- _Problem details_
What lines of the data below hold "Cynap"? Show them.

- _Element data from apps and pages_

◆ ◆ ◆ ◆

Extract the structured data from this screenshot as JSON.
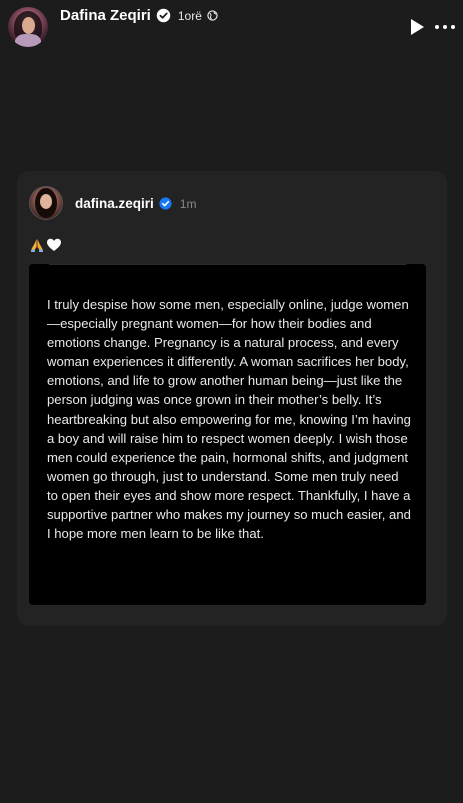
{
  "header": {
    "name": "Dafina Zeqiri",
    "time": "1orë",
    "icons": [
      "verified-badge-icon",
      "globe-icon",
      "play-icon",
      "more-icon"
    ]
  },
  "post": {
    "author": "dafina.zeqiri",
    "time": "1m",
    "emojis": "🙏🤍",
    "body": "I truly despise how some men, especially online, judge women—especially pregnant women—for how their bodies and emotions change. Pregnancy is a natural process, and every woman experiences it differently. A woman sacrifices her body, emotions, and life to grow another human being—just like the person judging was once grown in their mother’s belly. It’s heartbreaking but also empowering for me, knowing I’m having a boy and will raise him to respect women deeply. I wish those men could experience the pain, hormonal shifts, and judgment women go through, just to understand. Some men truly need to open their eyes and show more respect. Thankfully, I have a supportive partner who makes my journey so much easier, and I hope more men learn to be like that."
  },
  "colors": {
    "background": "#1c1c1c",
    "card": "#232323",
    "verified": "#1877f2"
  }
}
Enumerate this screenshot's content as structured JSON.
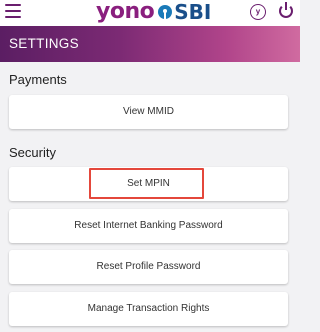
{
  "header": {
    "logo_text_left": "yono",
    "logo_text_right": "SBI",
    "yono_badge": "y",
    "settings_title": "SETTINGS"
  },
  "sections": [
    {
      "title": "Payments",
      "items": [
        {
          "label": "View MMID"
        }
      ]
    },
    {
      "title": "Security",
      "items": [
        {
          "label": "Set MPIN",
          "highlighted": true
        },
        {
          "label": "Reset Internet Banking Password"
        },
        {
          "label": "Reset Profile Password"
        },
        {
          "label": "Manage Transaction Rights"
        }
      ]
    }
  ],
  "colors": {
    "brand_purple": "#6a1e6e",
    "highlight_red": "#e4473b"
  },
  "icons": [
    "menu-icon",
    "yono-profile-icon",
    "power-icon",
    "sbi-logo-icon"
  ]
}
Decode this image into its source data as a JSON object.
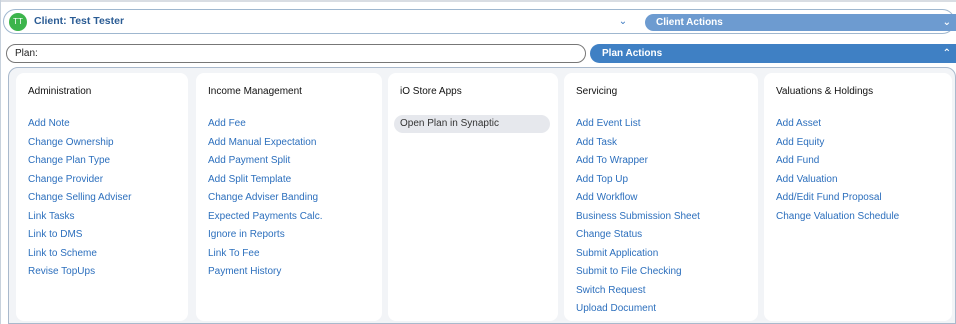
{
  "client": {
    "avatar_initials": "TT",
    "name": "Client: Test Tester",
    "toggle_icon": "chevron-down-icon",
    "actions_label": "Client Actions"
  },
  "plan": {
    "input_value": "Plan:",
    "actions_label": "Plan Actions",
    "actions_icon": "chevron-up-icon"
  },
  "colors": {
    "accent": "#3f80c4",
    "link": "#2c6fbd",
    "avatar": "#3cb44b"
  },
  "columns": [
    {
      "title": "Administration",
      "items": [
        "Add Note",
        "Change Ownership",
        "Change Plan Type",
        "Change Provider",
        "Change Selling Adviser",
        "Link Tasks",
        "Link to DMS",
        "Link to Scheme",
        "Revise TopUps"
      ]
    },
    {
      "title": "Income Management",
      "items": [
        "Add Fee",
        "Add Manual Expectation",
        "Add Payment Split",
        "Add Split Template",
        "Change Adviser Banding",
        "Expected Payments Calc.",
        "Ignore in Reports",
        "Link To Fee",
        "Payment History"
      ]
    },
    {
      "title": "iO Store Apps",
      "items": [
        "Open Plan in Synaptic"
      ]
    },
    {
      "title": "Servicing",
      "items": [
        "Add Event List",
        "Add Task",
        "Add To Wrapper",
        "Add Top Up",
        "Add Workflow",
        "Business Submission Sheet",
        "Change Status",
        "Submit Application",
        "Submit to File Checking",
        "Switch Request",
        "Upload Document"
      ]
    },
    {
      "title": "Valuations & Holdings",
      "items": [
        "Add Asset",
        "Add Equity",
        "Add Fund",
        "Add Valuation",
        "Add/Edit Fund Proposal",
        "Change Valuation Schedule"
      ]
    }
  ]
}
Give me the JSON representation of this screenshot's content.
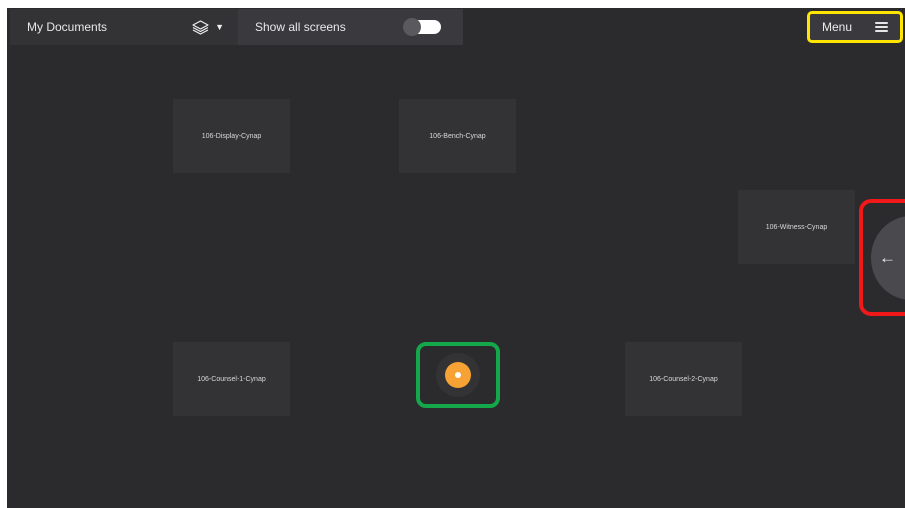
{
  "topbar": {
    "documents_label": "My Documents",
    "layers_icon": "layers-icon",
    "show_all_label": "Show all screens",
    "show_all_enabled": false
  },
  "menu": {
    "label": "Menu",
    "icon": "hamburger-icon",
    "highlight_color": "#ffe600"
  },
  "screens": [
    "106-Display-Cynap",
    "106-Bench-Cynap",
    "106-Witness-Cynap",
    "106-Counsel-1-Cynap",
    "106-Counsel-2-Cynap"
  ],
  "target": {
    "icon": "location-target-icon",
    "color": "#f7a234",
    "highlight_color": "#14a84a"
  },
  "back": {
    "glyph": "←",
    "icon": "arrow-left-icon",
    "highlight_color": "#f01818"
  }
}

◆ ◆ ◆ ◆

- _Task output_
    "106-Display-Cynap",
    "106-Bench-Cynap",
    "106-Witness-Cynap",
    "106-Counsel-1-Cynap",
    "106-Counsel-2-Cynap"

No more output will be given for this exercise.